(DATA SHOWN)

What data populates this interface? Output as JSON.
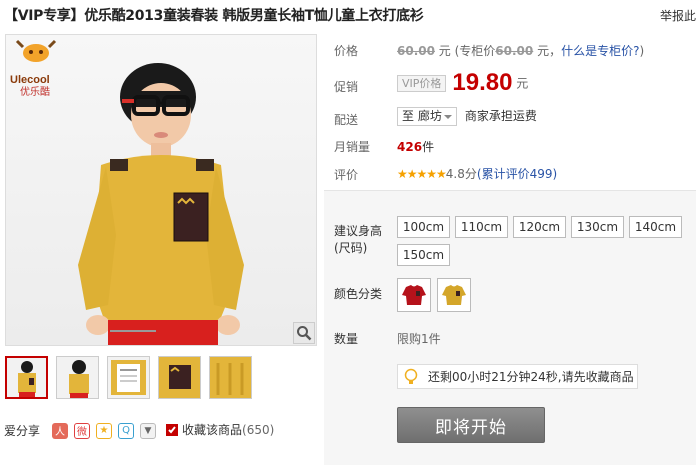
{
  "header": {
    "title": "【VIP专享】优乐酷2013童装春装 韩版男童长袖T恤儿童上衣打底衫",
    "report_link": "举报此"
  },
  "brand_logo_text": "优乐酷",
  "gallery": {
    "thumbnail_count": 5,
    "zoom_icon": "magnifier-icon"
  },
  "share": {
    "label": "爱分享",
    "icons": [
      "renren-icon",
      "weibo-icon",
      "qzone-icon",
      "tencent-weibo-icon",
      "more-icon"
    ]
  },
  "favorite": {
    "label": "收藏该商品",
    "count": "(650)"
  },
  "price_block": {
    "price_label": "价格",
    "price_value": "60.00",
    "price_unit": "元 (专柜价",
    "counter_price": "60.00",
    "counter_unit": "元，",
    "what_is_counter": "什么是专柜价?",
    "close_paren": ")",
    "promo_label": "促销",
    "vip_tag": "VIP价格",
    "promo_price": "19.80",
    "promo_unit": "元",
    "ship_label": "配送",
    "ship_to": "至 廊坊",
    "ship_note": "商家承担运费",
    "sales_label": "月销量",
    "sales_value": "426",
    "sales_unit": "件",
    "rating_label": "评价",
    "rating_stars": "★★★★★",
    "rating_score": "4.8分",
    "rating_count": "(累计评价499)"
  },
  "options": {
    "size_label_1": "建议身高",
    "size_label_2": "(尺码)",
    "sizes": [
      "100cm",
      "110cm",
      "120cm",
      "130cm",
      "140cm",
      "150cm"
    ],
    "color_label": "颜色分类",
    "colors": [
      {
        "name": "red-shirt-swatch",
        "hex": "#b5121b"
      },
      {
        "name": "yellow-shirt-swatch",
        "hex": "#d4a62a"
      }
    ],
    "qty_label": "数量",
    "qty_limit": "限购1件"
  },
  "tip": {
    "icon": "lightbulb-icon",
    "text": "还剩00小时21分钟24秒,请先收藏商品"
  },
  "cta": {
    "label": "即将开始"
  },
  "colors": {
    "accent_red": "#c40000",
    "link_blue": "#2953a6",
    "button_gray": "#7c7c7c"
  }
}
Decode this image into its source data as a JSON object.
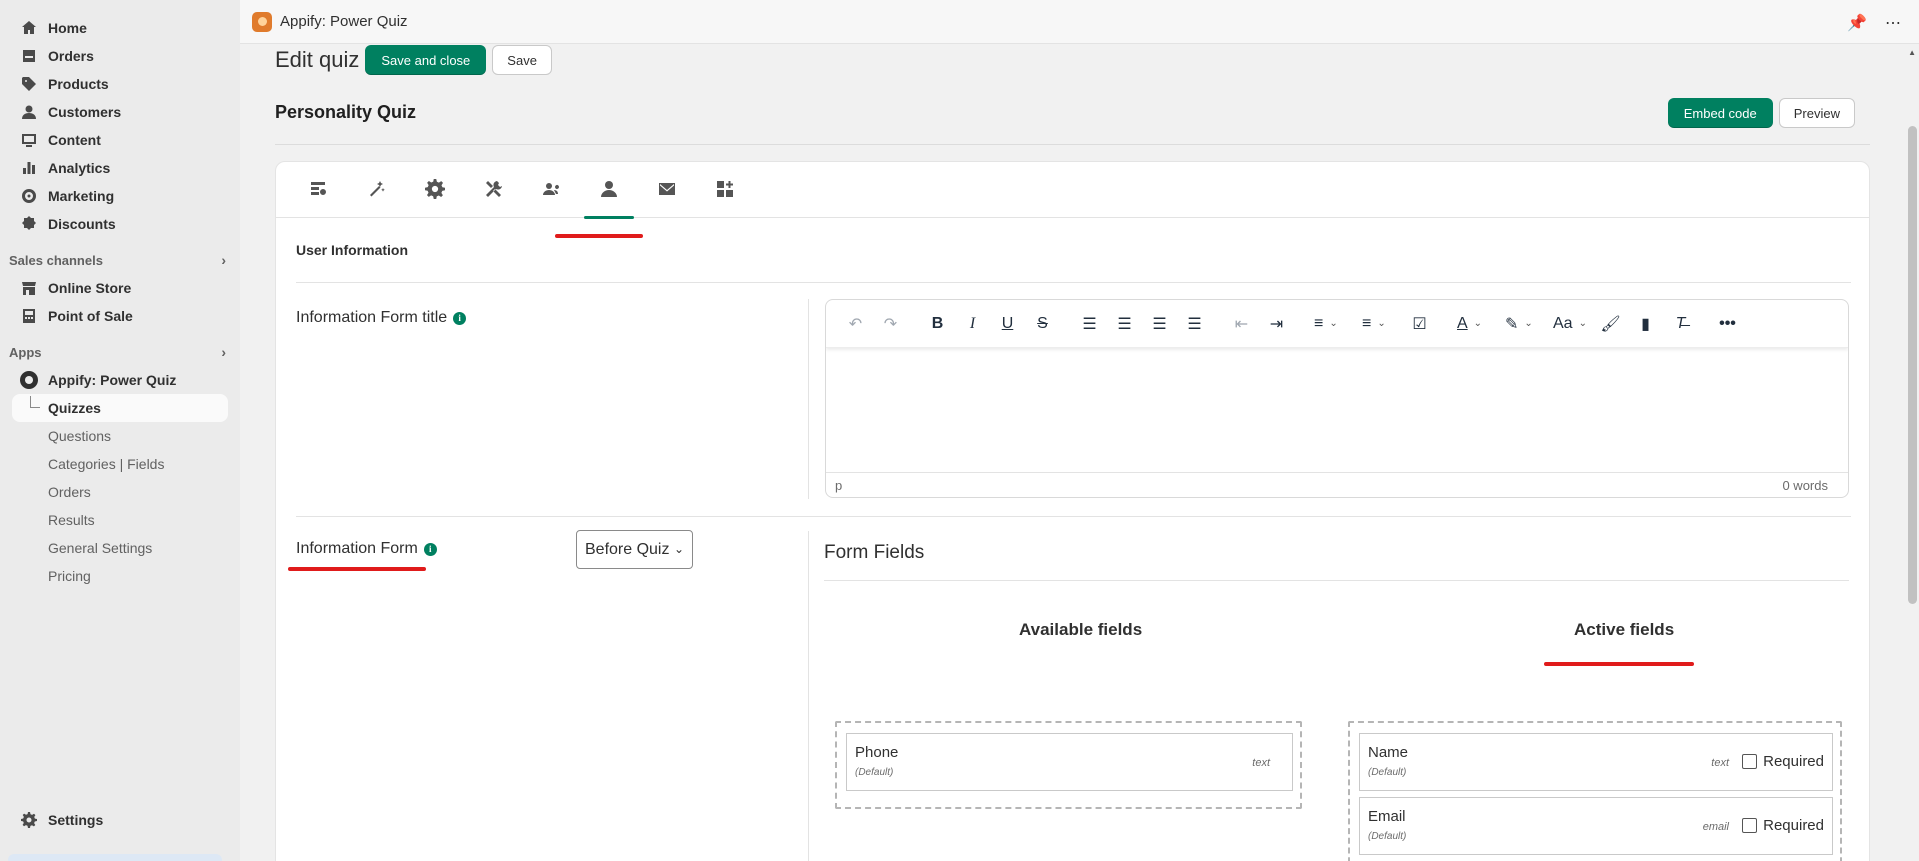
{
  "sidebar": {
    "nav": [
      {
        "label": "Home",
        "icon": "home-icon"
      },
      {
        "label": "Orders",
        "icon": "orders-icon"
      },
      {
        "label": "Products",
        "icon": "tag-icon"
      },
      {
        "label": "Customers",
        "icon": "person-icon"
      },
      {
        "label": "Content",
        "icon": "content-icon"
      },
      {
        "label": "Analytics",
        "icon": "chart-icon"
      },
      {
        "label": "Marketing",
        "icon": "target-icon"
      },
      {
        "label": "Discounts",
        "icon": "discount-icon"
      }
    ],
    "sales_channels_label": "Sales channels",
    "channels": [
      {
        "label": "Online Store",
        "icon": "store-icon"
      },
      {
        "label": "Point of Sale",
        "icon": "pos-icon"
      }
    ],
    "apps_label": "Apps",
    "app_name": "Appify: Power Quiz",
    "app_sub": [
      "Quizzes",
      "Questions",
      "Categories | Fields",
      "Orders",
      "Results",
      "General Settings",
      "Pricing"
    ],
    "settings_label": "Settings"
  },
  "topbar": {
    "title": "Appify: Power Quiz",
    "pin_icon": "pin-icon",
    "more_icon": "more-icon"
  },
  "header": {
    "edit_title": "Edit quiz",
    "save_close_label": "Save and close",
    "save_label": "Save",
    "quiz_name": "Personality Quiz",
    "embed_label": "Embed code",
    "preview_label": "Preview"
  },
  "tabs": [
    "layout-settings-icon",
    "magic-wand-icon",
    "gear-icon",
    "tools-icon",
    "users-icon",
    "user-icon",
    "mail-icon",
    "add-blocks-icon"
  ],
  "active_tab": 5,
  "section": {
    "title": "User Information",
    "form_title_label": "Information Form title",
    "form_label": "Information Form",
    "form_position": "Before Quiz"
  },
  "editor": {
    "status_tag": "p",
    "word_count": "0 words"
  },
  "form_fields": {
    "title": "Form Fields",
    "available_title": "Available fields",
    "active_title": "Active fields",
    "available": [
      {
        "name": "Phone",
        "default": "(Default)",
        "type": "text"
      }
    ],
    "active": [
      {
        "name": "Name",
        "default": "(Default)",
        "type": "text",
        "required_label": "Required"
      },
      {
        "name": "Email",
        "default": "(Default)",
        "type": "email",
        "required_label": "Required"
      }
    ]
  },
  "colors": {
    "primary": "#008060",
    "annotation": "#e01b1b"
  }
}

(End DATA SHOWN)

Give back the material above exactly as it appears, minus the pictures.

What data populates this interface? Output as JSON.
{
  "header": {
    "title": "【VIP专享】优乐酷2013童装春装 韩版男童长袖T恤儿童上衣打底衫",
    "report_link": "举报此"
  },
  "brand_logo_text": "优乐酷",
  "gallery": {
    "thumbnail_count": 5,
    "zoom_icon": "magnifier-icon"
  },
  "share": {
    "label": "爱分享",
    "icons": [
      "renren-icon",
      "weibo-icon",
      "qzone-icon",
      "tencent-weibo-icon",
      "more-icon"
    ]
  },
  "favorite": {
    "label": "收藏该商品",
    "count": "(650)"
  },
  "price_block": {
    "price_label": "价格",
    "price_value": "60.00",
    "price_unit": "元 (专柜价",
    "counter_price": "60.00",
    "counter_unit": "元，",
    "what_is_counter": "什么是专柜价?",
    "close_paren": ")",
    "promo_label": "促销",
    "vip_tag": "VIP价格",
    "promo_price": "19.80",
    "promo_unit": "元",
    "ship_label": "配送",
    "ship_to": "至 廊坊",
    "ship_note": "商家承担运费",
    "sales_label": "月销量",
    "sales_value": "426",
    "sales_unit": "件",
    "rating_label": "评价",
    "rating_stars": "★★★★★",
    "rating_score": "4.8分",
    "rating_count": "(累计评价499)"
  },
  "options": {
    "size_label_1": "建议身高",
    "size_label_2": "(尺码)",
    "sizes": [
      "100cm",
      "110cm",
      "120cm",
      "130cm",
      "140cm",
      "150cm"
    ],
    "color_label": "颜色分类",
    "colors": [
      {
        "name": "red-shirt-swatch",
        "hex": "#b5121b"
      },
      {
        "name": "yellow-shirt-swatch",
        "hex": "#d4a62a"
      }
    ],
    "qty_label": "数量",
    "qty_limit": "限购1件"
  },
  "tip": {
    "icon": "lightbulb-icon",
    "text": "还剩00小时21分钟24秒,请先收藏商品"
  },
  "cta": {
    "label": "即将开始"
  },
  "colors": {
    "accent_red": "#c40000",
    "link_blue": "#2953a6",
    "button_gray": "#7c7c7c"
  }
}
Decode this image into its source data as a JSON object.
{
  "sidebar": {
    "nav": [
      {
        "label": "Home",
        "icon": "home-icon"
      },
      {
        "label": "Orders",
        "icon": "orders-icon"
      },
      {
        "label": "Products",
        "icon": "tag-icon"
      },
      {
        "label": "Customers",
        "icon": "person-icon"
      },
      {
        "label": "Content",
        "icon": "content-icon"
      },
      {
        "label": "Analytics",
        "icon": "chart-icon"
      },
      {
        "label": "Marketing",
        "icon": "target-icon"
      },
      {
        "label": "Discounts",
        "icon": "discount-icon"
      }
    ],
    "sales_channels_label": "Sales channels",
    "channels": [
      {
        "label": "Online Store",
        "icon": "store-icon"
      },
      {
        "label": "Point of Sale",
        "icon": "pos-icon"
      }
    ],
    "apps_label": "Apps",
    "app_name": "Appify: Power Quiz",
    "app_sub": [
      "Quizzes",
      "Questions",
      "Categories | Fields",
      "Orders",
      "Results",
      "General Settings",
      "Pricing"
    ],
    "settings_label": "Settings"
  },
  "topbar": {
    "title": "Appify: Power Quiz",
    "pin_icon": "pin-icon",
    "more_icon": "more-icon"
  },
  "header": {
    "edit_title": "Edit quiz",
    "save_close_label": "Save and close",
    "save_label": "Save",
    "quiz_name": "Personality Quiz",
    "embed_label": "Embed code",
    "preview_label": "Preview"
  },
  "tabs": [
    "layout-settings-icon",
    "magic-wand-icon",
    "gear-icon",
    "tools-icon",
    "users-icon",
    "user-icon",
    "mail-icon",
    "add-blocks-icon"
  ],
  "active_tab": 5,
  "section": {
    "title": "User Information",
    "form_title_label": "Information Form title",
    "form_label": "Information Form",
    "form_position": "Before Quiz"
  },
  "editor": {
    "status_tag": "p",
    "word_count": "0 words"
  },
  "form_fields": {
    "title": "Form Fields",
    "available_title": "Available fields",
    "active_title": "Active fields",
    "available": [
      {
        "name": "Phone",
        "default": "(Default)",
        "type": "text"
      }
    ],
    "active": [
      {
        "name": "Name",
        "default": "(Default)",
        "type": "text",
        "required_label": "Required"
      },
      {
        "name": "Email",
        "default": "(Default)",
        "type": "email",
        "required_label": "Required"
      }
    ]
  },
  "colors": {
    "primary": "#008060",
    "annotation": "#e01b1b"
  }
}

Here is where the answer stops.